Special to Canadian Design and Construction Report
CF-18 fighter jets from the Royal Canadian Air Force (RCAF) forward operating base located near Iqaluit International Airport (CYFB) were recently put on alert in response to the recent mystery balloons and unidentified objects that entered North American airspace.
While the threat has since subsided, the need to ensure that this strategically important airport is kept in top shape is a responsibility that Concert Infrastructure has taken very seriously since signing a 30-year agreement with the Government of Nunavut in 2017. Concert Infrastructure (through its partner Winnipeg Airports Authority) is responsible for all airport operations including the safety and security of the terminal and airside flight operations.
The airport is a critical part of Nunavut’s regional transportation network, receiving daily food and important medical and industrial supply deliveries as well as providing connecting flights across Nunavut and northern Canada.
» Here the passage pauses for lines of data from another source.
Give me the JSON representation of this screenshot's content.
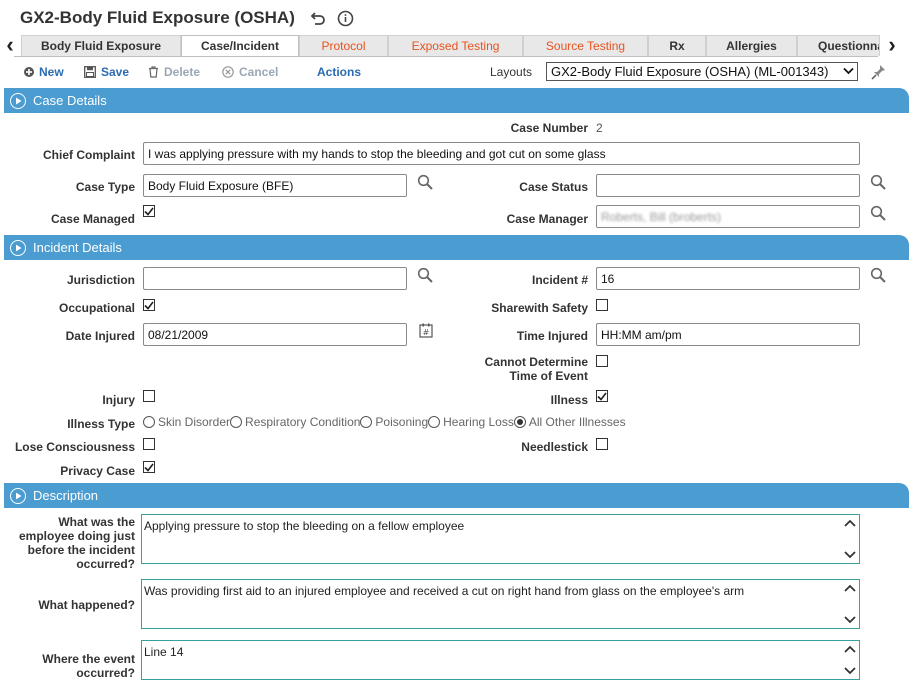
{
  "header": {
    "title": "GX2-Body Fluid Exposure (OSHA)"
  },
  "tabs": [
    {
      "label": "Body Fluid Exposure",
      "state": "normal"
    },
    {
      "label": "Case/Incident",
      "state": "active"
    },
    {
      "label": "Protocol",
      "state": "orange"
    },
    {
      "label": "Exposed Testing",
      "state": "orange"
    },
    {
      "label": "Source Testing",
      "state": "orange"
    },
    {
      "label": "Rx",
      "state": "normal"
    },
    {
      "label": "Allergies",
      "state": "normal"
    },
    {
      "label": "Questionna",
      "state": "normal"
    }
  ],
  "toolbar": {
    "new_label": "New",
    "save_label": "Save",
    "delete_label": "Delete",
    "cancel_label": "Cancel",
    "actions_label": "Actions",
    "layouts_label": "Layouts",
    "layouts_value": "GX2-Body Fluid Exposure (OSHA) (ML-001343)"
  },
  "sections": {
    "case_details": "Case Details",
    "incident_details": "Incident Details",
    "description": "Description"
  },
  "case": {
    "case_number_label": "Case Number",
    "case_number": "2",
    "chief_complaint_label": "Chief Complaint",
    "chief_complaint": "I was applying pressure with my hands to stop the bleeding and got cut on some glass",
    "case_type_label": "Case Type",
    "case_type": "Body Fluid Exposure (BFE)",
    "case_status_label": "Case Status",
    "case_status": "",
    "case_managed_label": "Case Managed",
    "case_managed": true,
    "case_manager_label": "Case Manager",
    "case_manager": "Roberts, Bill (broberts)"
  },
  "incident": {
    "jurisdiction_label": "Jurisdiction",
    "jurisdiction": "",
    "incident_no_label": "Incident #",
    "incident_no": "16",
    "occupational_label": "Occupational",
    "occupational": true,
    "sharewith_label": "Sharewith Safety",
    "sharewith": false,
    "date_injured_label": "Date Injured",
    "date_injured": "08/21/2009",
    "time_injured_label": "Time Injured",
    "time_injured": "HH:MM am/pm",
    "cannot_determine_label": "Cannot Determine Time of Event",
    "cannot_determine": false,
    "injury_label": "Injury",
    "injury": false,
    "illness_label": "Illness",
    "illness": true,
    "illness_type_label": "Illness Type",
    "illness_types": [
      "Skin Disorder",
      "Respiratory Condition",
      "Poisoning",
      "Hearing Loss",
      "All Other Illnesses"
    ],
    "illness_type_selected": "All Other Illnesses",
    "lose_consciousness_label": "Lose Consciousness",
    "lose_consciousness": false,
    "needlestick_label": "Needlestick",
    "needlestick": false,
    "privacy_label": "Privacy Case",
    "privacy": true
  },
  "description": {
    "q1_label": "What was the employee doing just before the incident occurred?",
    "q1_value": "Applying pressure to stop the bleeding on a fellow employee",
    "q2_label": "What happened?",
    "q2_value": "Was providing first aid to an injured employee and received a cut on right hand from glass on the employee's arm",
    "q3_label": "Where the event occurred?",
    "q3_value": "Line 14"
  },
  "colors": {
    "section_bar": "#4b9cd0",
    "link_blue": "#2b6cb0",
    "tab_orange": "#e8531e",
    "textarea_border": "#3a9f9f"
  },
  "icons": [
    "undo-icon",
    "info-icon",
    "chevron-left-icon",
    "chevron-right-icon",
    "plus-icon",
    "save-icon",
    "trash-icon",
    "cancel-icon",
    "search-icon",
    "calendar-icon",
    "pin-icon",
    "play-circle-icon"
  ]
}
It is also a key refueling location for both domestic and international flights.
In fact, the airport was built over 80 years ago during World War Two for that reason. During the “Battle of the Atlantic”, U-boats were too easily sinking supply ships bound for England, and the ability to allow supply planes to refuel at Iqaluit (and other northern airports) and reach Europe helped turn the tide of the war.
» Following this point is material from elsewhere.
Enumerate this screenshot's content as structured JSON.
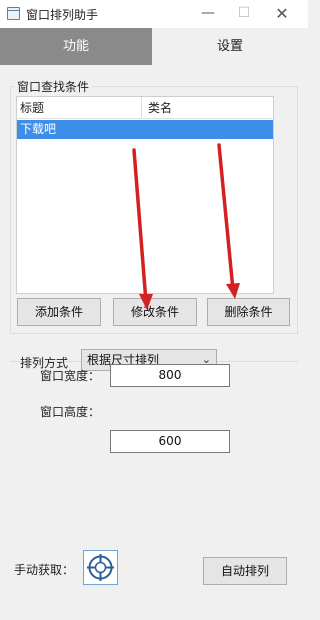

The airport has continued to play a significant role in supporting military operations in the Arctic region. The RCAF and United States Air Force often conduct joint North American Aerospace Defence Command (NORAD) training exercises, and Canada’s newly acquired F-35 fighter jets will soon join the squadron, requiring further upgrades to the facilities at CYFB to protect our northern border.
The Iqaluit airport is the first airport infrastructure project in North America to use a public-private partnership (P3) model, with the contract delineating specific levels of service being met, with all parts of the airport infrastructure replaced on an ongoing basis to ensure the airport is returned to the Government of Nunavut like new at the end of the contract term.
It’s a smart way to ensure this strategic northern gateway can continue to serve as a key social and economic link and ensure the protection of Canada’s northern coastal region for future generations, and solidify Concert Infrastructure as a trusted long-term community development partner.